Items from an interface collection:
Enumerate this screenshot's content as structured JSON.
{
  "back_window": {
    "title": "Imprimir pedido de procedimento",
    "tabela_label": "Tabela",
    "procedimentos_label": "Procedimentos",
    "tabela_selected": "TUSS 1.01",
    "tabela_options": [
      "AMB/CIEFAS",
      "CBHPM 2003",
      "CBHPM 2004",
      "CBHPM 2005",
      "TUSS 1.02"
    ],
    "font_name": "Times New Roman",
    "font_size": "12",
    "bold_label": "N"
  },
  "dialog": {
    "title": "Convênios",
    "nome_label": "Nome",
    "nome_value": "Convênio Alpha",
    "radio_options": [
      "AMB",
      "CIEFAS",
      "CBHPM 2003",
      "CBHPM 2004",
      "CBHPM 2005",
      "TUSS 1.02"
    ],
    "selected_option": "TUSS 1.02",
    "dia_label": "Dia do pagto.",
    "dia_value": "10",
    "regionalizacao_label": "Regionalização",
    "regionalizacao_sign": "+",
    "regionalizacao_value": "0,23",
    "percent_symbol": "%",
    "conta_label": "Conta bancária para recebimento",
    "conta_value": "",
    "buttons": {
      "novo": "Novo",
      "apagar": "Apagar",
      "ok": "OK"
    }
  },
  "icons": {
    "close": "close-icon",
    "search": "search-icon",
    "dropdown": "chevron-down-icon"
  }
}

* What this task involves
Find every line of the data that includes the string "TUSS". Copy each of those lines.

* Completed task
    "tabela_selected": "TUSS 1.01",
      "TUSS 1.02"
      "TUSS 1.02"
    "selected_option": "TUSS 1.02",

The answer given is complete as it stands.